Survivors include his wife of 46 years, Elissa Kramer of Montgomery Village; two sons, Saunders B. Kramer Jr. of Silver Spring and Peter Kramer of Arlington; and a granddaughter.
Dawn Gilson Thompson
Church Member, Volunteer
Dawn Gilson Thompson, 81, a member of Potomac Presbyterian Church, where she did volunteer work in youth programs and sang in the choir, died May 31 at the Ingleside at Rock Creek nursing home in Washington after a heart attack.
Mrs. Thompson moved to Ingleside from Potomac in 1996.
A Chicago native, she spent her high school years in New Jersey and was a graduate of what is now Centenary College of New Jersey.
She accompanied her husband on his military assignments before settling in the Washington area about 1960. She did part-time work as a real estate agent and school photographer.
She was a member of the Montgomery County Art Association and a volunteer art teacher at Montgomery County retirement homes.
She was a member of the PEO Sisterhood, a philanthropic organization.
Her husband of 57 years, retired Air Force Lt. Col. Donald W. Thompson, died in 2000. A son, James R. Thompson, died in 1979.

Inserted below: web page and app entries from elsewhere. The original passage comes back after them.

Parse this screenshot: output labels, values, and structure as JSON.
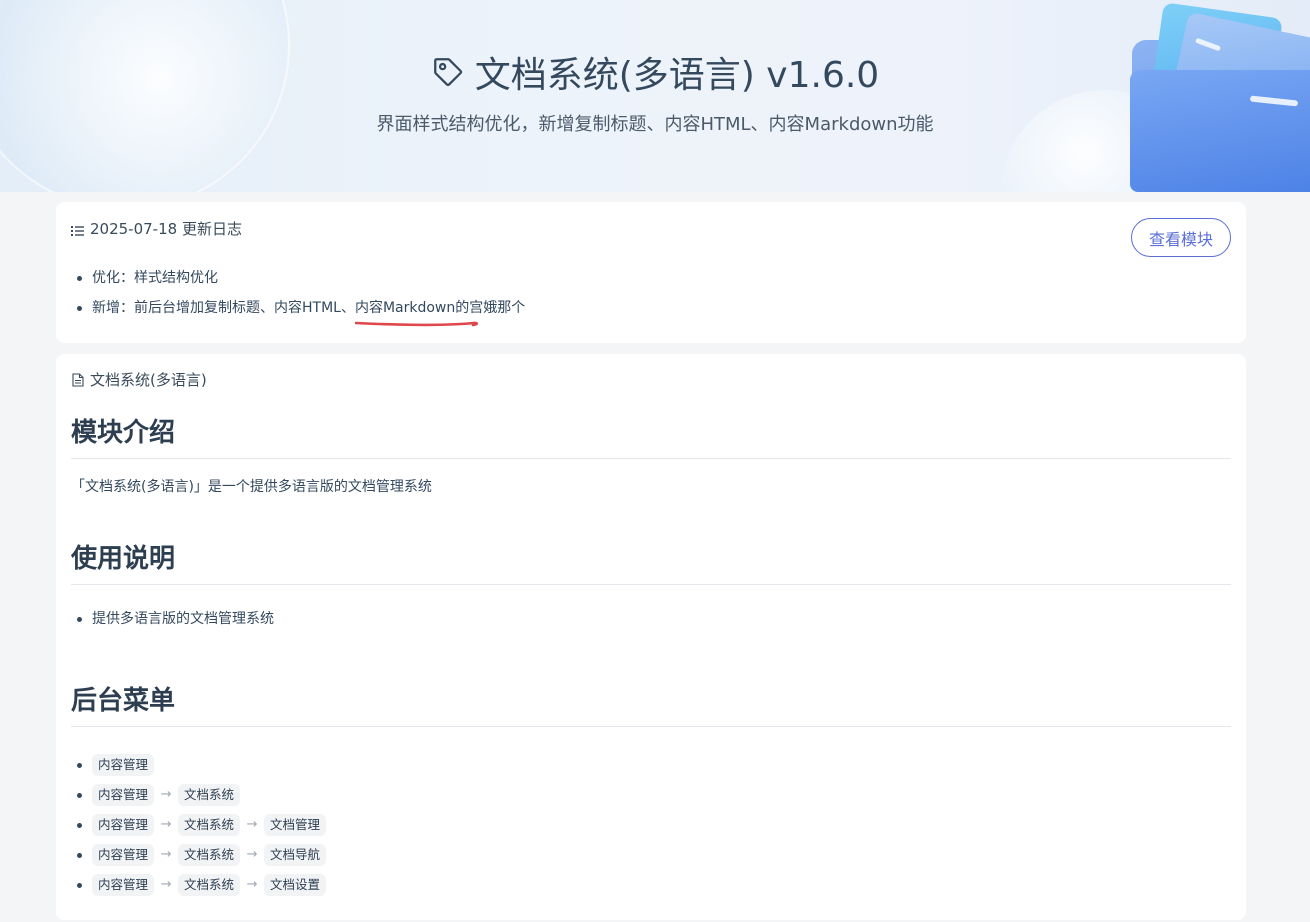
{
  "banner": {
    "title": "文档系统(多语言) v1.6.0",
    "subtitle": "界面样式结构优化，新增复制标题、内容HTML、内容Markdown功能",
    "icon": "tag-icon"
  },
  "changelog": {
    "date_title": "2025-07-18 更新日志",
    "view_button": "查看模块",
    "items": [
      "优化：样式结构优化",
      "新增：前后台增加复制标题、内容HTML、内容Markdown的宫娥那个"
    ],
    "highlight_color": "#e0474c"
  },
  "doc": {
    "module_name": "文档系统(多语言)",
    "sections": {
      "intro_title": "模块介绍",
      "intro_text": "「文档系统(多语言)」是一个提供多语言版的文档管理系统",
      "usage_title": "使用说明",
      "usage_items": [
        "提供多语言版的文档管理系统"
      ],
      "menu_title": "后台菜单"
    },
    "menu_paths": [
      [
        "内容管理"
      ],
      [
        "内容管理",
        "文档系统"
      ],
      [
        "内容管理",
        "文档系统",
        "文档管理"
      ],
      [
        "内容管理",
        "文档系统",
        "文档导航"
      ],
      [
        "内容管理",
        "文档系统",
        "文档设置"
      ]
    ],
    "arrow": "→"
  },
  "colors": {
    "accent": "#5b6fd6",
    "text": "#2c3e50",
    "background": "#f3f5f7"
  }
}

Survivors include two daughters, Judith T. Raski of Boulder, Colo., and Karen Reese of Las Vegas; four grandchildren; and three great-grandchildren.